Requirements for Liquid Storage and Classification

Example for Correct Labelling: Liquid fertiliser PIASAN® 28 – Ordinance on Hazardous Substances Fertiliser with Ammonium Nitrate Group DI depressurised

Liquid fertiliser is generally delivered in tanker 25 tonne tanker lorries. To avoid bottlenecks, at least 30 tonnes of storage capacity should be made available. The storage facility must comply with recognized technology standards and must be maintained and serviced properly. According to the volume, storage facilities are divided into three categories: A for facilities up to 100m³; B for facilities between 100m³ and 1000m³; and C for facilities over 1000m3. For Level A, only a building permit is generally required. Consider the state-specific specifications during the approval procedure. The aforementioned general requirements for storage and the responsibilities of the operator should always be observed, even for Level A. For Level B, an inspection of the facility by an expert is required in water protection areas. For above-ground storage in Level B, this inspection is required before initial start-up, following significant changes and on closure. Without exception, Level C facilities must only be constructed, maintained and cleaned by specialists. Storage facilities with design approval and simple facilities do not require suitability assessment The suitability assessment of the facilities by water authorities is only required if the facility is not simple or conventional as per the WHG (Water Resources Act) or when no design approval is submitted.
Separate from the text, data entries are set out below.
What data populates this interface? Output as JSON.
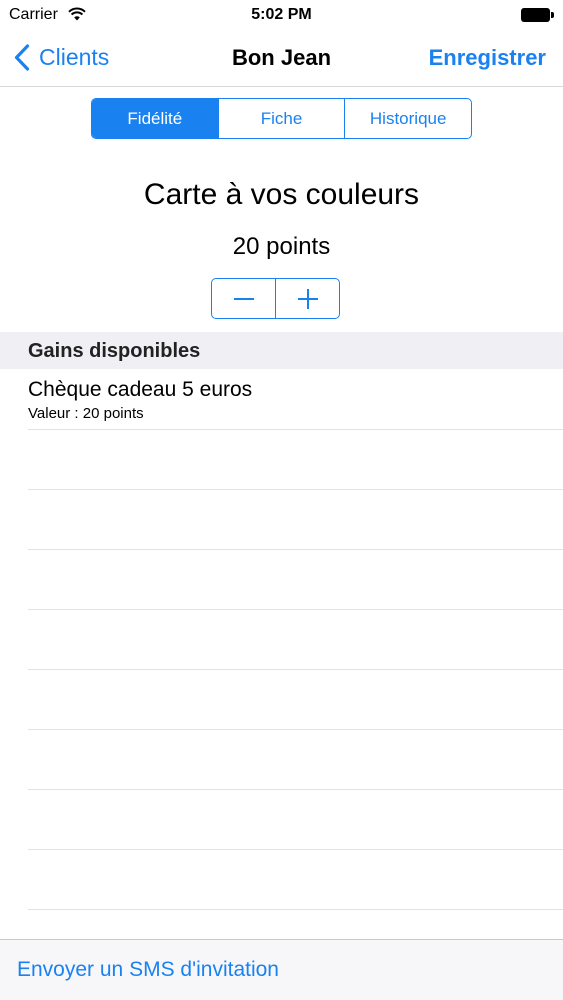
{
  "status_bar": {
    "carrier": "Carrier",
    "time": "5:02 PM"
  },
  "nav": {
    "back_label": "Clients",
    "title": "Bon Jean",
    "save_label": "Enregistrer"
  },
  "segments": [
    {
      "label": "Fidélité",
      "selected": true
    },
    {
      "label": "Fiche",
      "selected": false
    },
    {
      "label": "Historique",
      "selected": false
    }
  ],
  "card": {
    "title": "Carte à vos couleurs",
    "points": "20 points"
  },
  "section": {
    "header": "Gains disponibles",
    "rewards": [
      {
        "title": "Chèque cadeau 5 euros",
        "subtitle": "Valeur : 20 points"
      }
    ]
  },
  "toolbar": {
    "sms_label": "Envoyer un SMS d'invitation"
  },
  "colors": {
    "accent": "#1a82f0",
    "section_bg": "#efeff4",
    "toolbar_bg": "#f7f7f9"
  }
}
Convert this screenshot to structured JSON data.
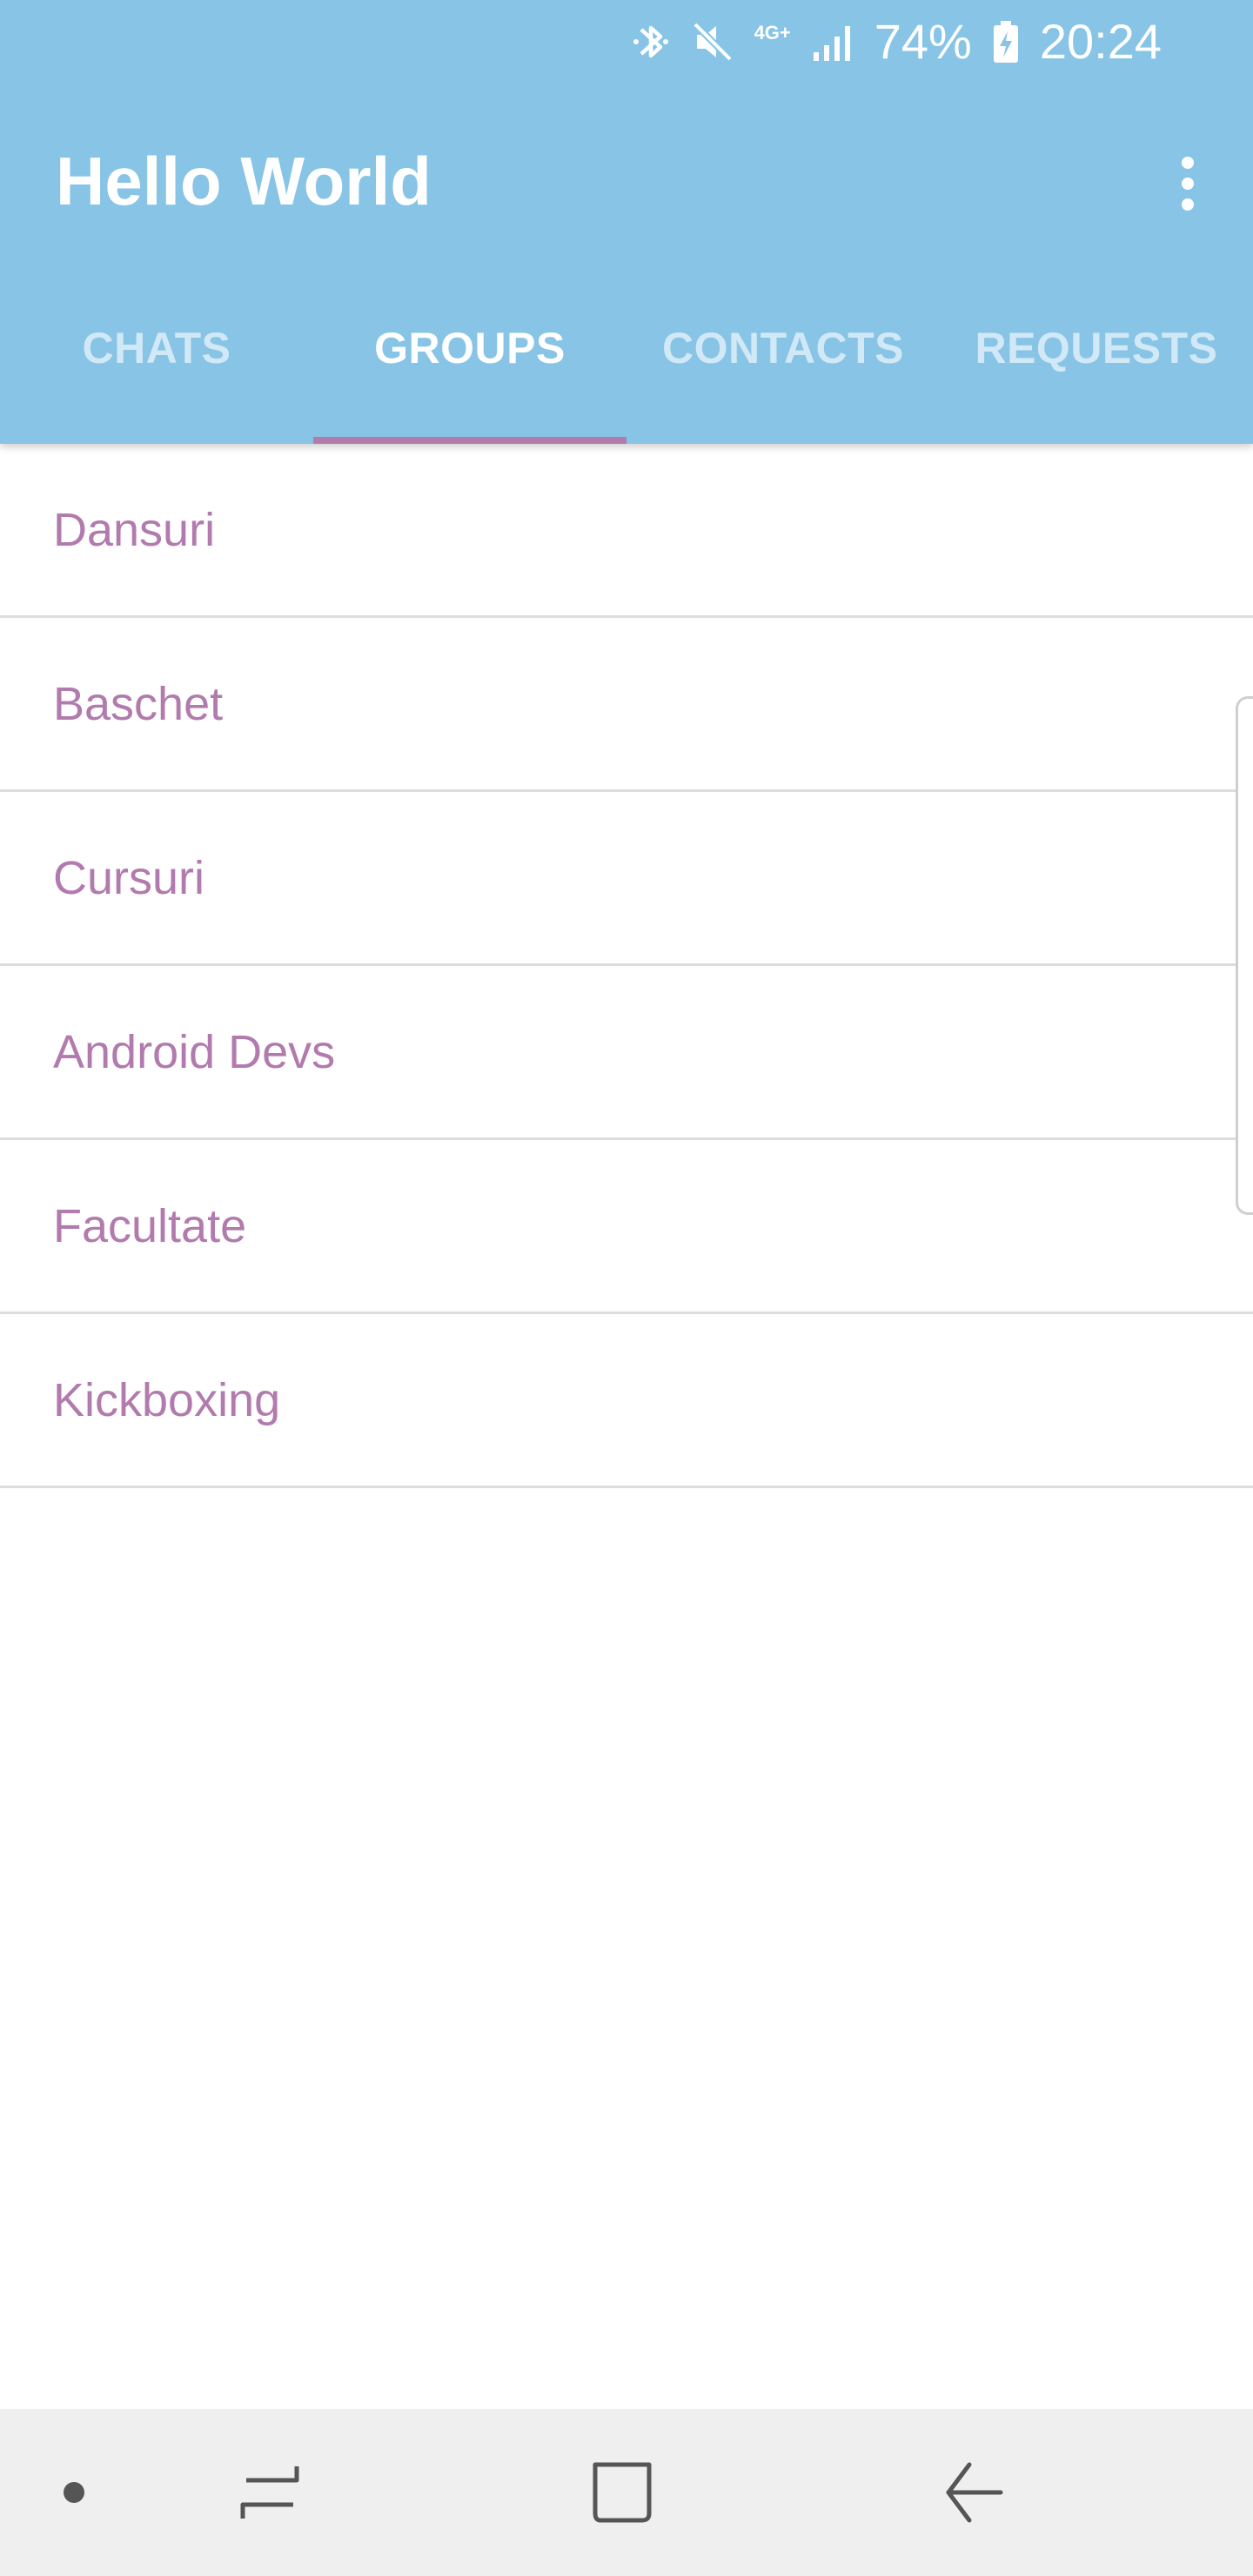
{
  "status_bar": {
    "icons": [
      "bluetooth-icon",
      "mute-icon",
      "network-4g-icon",
      "signal-icon",
      "battery-icon"
    ],
    "network_label": "4G+",
    "battery_percent": "74%",
    "time": "20:24"
  },
  "toolbar": {
    "title": "Hello World",
    "overflow_icon": "more-vert-icon"
  },
  "tabs": [
    {
      "label": "CHATS",
      "active": false
    },
    {
      "label": "GROUPS",
      "active": true
    },
    {
      "label": "CONTACTS",
      "active": false
    },
    {
      "label": "REQUESTS",
      "active": false
    }
  ],
  "groups": [
    {
      "name": "Dansuri"
    },
    {
      "name": "Baschet"
    },
    {
      "name": "Cursuri"
    },
    {
      "name": "Android Devs"
    },
    {
      "name": "Facultate"
    },
    {
      "name": "Kickboxing"
    }
  ],
  "nav_bar": {
    "buttons": [
      "dot-icon",
      "recents-icon",
      "home-icon",
      "back-icon"
    ]
  },
  "colors": {
    "app_bar": "#87C4E6",
    "accent": "#B27BAE",
    "divider": "#DDDDDD",
    "nav_bar": "#EFEFEF"
  }
}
Facilities qualify as simple or conventional:

  • when they are in hazard level A, i.e. in storage volumes of up to 100m³;
  • when the containers are double walled or are above-ground single-walled containers with a liquid-tight backup container;
  • when leaks from double-walled containers can be detected automatically by a leakage monitoring system;
  • when the volume of large storage containers can be limited and secured in the backup container and, in case of several backup containers, at least 10% of the total volume can be stored;
  • when each part is in accordance with the technical requirements.


Here's How Your Liquid Storage Facilities Could Look.

The examples each show a typical solution with a single walled and a double walled storage facility fashioned to contain PIASAN® 28. They follow the same legal requirements. Sufficient security of the filling station of a smaller facility can be achieved relatively easily, for example with an impermeable and resilient material such as impregnated concrete or concrete with a bitumen-containing varnish and a border stone. Furthermore, no outflow flow must be found within a five-metre radius. Filling must always be observed so that it can be stopped immediately in an emergency and further measures can be taken. An automatic safety device makes it possible to secure filling even further. Altogether, these measures make elaborate and expensive support facilities superfluous. As described above, small facilities of up to 100m³ only require a building permit in most federal states and do not need to be reported or assessed. In any case, all general technological rules and basic regulations and requirements of the Water Resources Act (WHG) must be followed. Contact the proper authorities early, they generally have a very large decision-making capacity and can approve non-standard facilities when security is carefully considered according to existing standards. Specific limitations and local regulations must be expected in water protection areas.